• Your goal: Without changing anything, set down every line shown below.

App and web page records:
◇ ◇ ◇ ◇ ◇

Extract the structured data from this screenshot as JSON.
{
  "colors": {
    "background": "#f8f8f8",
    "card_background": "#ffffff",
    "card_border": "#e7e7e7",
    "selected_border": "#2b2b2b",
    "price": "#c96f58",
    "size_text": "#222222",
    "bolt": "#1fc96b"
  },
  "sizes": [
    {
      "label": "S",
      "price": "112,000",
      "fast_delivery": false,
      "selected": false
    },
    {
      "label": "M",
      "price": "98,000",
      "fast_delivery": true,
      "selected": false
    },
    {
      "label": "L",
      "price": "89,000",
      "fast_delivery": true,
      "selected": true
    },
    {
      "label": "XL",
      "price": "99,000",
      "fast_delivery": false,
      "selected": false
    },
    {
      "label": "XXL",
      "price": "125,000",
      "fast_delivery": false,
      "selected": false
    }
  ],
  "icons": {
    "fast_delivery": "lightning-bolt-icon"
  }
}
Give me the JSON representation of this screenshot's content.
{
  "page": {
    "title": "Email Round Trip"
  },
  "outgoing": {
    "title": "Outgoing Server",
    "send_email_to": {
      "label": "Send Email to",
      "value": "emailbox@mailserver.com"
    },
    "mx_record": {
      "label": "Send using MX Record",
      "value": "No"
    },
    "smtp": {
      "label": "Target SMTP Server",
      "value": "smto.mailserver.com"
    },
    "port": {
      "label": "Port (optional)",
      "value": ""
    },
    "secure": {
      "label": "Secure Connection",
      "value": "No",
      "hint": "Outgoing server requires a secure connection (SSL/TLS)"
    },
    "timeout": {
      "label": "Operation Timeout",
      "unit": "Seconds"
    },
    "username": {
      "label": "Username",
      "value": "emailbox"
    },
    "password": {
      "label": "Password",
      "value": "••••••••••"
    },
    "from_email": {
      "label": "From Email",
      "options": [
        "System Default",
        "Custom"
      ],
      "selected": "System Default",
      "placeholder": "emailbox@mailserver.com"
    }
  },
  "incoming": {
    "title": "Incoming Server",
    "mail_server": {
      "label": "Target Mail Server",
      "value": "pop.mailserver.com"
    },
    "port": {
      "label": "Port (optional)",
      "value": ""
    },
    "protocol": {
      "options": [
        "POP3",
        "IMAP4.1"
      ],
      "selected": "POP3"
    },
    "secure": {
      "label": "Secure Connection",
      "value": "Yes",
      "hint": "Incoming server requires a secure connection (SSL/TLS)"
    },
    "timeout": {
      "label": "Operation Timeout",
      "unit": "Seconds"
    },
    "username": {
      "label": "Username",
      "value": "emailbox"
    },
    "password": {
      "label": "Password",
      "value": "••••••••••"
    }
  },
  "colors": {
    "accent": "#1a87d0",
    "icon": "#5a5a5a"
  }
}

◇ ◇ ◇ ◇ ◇

• Solution for this task:
Extract the structured data from this screenshot as JSON.
{
  "colors": {
    "background": "#f8f8f8",
    "card_background": "#ffffff",
    "card_border": "#e7e7e7",
    "selected_border": "#2b2b2b",
    "price": "#c96f58",
    "size_text": "#222222",
    "bolt": "#1fc96b"
  },
  "sizes": [
    {
      "label": "S",
      "price": "112,000",
      "fast_delivery": false,
      "selected": false
    },
    {
      "label": "M",
      "price": "98,000",
      "fast_delivery": true,
      "selected": false
    },
    {
      "label": "L",
      "price": "89,000",
      "fast_delivery": true,
      "selected": true
    },
    {
      "label": "XL",
      "price": "99,000",
      "fast_delivery": false,
      "selected": false
    },
    {
      "label": "XXL",
      "price": "125,000",
      "fast_delivery": false,
      "selected": false
    }
  ],
  "icons": {
    "fast_delivery": "lightning-bolt-icon"
  }
}
Give me the JSON representation of this screenshot's content.
{
  "page": {
    "title": "Email Round Trip"
  },
  "outgoing": {
    "title": "Outgoing Server",
    "send_email_to": {
      "label": "Send Email to",
      "value": "emailbox@mailserver.com"
    },
    "mx_record": {
      "label": "Send using MX Record",
      "value": "No"
    },
    "smtp": {
      "label": "Target SMTP Server",
      "value": "smto.mailserver.com"
    },
    "port": {
      "label": "Port (optional)",
      "value": ""
    },
    "secure": {
      "label": "Secure Connection",
      "value": "No",
      "hint": "Outgoing server requires a secure connection (SSL/TLS)"
    },
    "timeout": {
      "label": "Operation Timeout",
      "unit": "Seconds"
    },
    "username": {
      "label": "Username",
      "value": "emailbox"
    },
    "password": {
      "label": "Password",
      "value": "••••••••••"
    },
    "from_email": {
      "label": "From Email",
      "options": [
        "System Default",
        "Custom"
      ],
      "selected": "System Default",
      "placeholder": "emailbox@mailserver.com"
    }
  },
  "incoming": {
    "title": "Incoming Server",
    "mail_server": {
      "label": "Target Mail Server",
      "value": "pop.mailserver.com"
    },
    "port": {
      "label": "Port (optional)",
      "value": ""
    },
    "protocol": {
      "options": [
        "POP3",
        "IMAP4.1"
      ],
      "selected": "POP3"
    },
    "secure": {
      "label": "Secure Connection",
      "value": "Yes",
      "hint": "Incoming server requires a secure connection (SSL/TLS)"
    },
    "timeout": {
      "label": "Operation Timeout",
      "unit": "Seconds"
    },
    "username": {
      "label": "Username",
      "value": "emailbox"
    },
    "password": {
      "label": "Password",
      "value": "••••••••••"
    }
  },
  "colors": {
    "accent": "#1a87d0",
    "icon": "#5a5a5a"
  }
}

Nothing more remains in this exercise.